• [Problem statement] Number of lines below with "Louange": work it out and reply with that number only.

■ ■ ■ ■

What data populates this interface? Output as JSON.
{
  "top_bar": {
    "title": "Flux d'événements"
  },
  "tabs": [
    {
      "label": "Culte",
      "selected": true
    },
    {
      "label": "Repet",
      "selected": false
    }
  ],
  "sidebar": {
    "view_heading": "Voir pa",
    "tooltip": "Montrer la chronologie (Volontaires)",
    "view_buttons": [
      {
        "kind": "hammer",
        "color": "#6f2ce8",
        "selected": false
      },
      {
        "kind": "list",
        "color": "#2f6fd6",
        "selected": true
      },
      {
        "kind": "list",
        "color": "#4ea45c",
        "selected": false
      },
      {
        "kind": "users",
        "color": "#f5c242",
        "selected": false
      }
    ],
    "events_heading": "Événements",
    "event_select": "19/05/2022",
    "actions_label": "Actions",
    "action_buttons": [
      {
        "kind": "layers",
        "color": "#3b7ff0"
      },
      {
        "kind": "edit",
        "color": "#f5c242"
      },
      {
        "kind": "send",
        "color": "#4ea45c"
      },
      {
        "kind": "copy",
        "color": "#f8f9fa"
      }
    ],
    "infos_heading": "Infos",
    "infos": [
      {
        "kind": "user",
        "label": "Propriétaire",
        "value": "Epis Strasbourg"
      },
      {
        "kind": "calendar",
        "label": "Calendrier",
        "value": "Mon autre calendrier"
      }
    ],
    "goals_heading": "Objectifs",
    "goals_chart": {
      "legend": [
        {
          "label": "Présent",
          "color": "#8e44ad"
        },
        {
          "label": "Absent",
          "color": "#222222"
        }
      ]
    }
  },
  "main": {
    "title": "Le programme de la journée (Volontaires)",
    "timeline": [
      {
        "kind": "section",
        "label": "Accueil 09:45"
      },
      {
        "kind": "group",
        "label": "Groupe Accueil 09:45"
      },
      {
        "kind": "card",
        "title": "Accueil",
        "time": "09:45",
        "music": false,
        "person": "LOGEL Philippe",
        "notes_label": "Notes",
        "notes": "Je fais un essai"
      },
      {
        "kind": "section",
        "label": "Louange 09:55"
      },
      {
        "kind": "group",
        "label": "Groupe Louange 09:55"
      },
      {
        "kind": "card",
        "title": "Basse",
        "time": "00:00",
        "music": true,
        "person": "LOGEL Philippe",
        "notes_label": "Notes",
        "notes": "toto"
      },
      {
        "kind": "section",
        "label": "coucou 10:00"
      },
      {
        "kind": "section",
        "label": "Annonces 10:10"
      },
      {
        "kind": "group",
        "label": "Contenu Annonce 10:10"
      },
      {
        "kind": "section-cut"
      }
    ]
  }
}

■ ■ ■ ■

• [Written solution] 2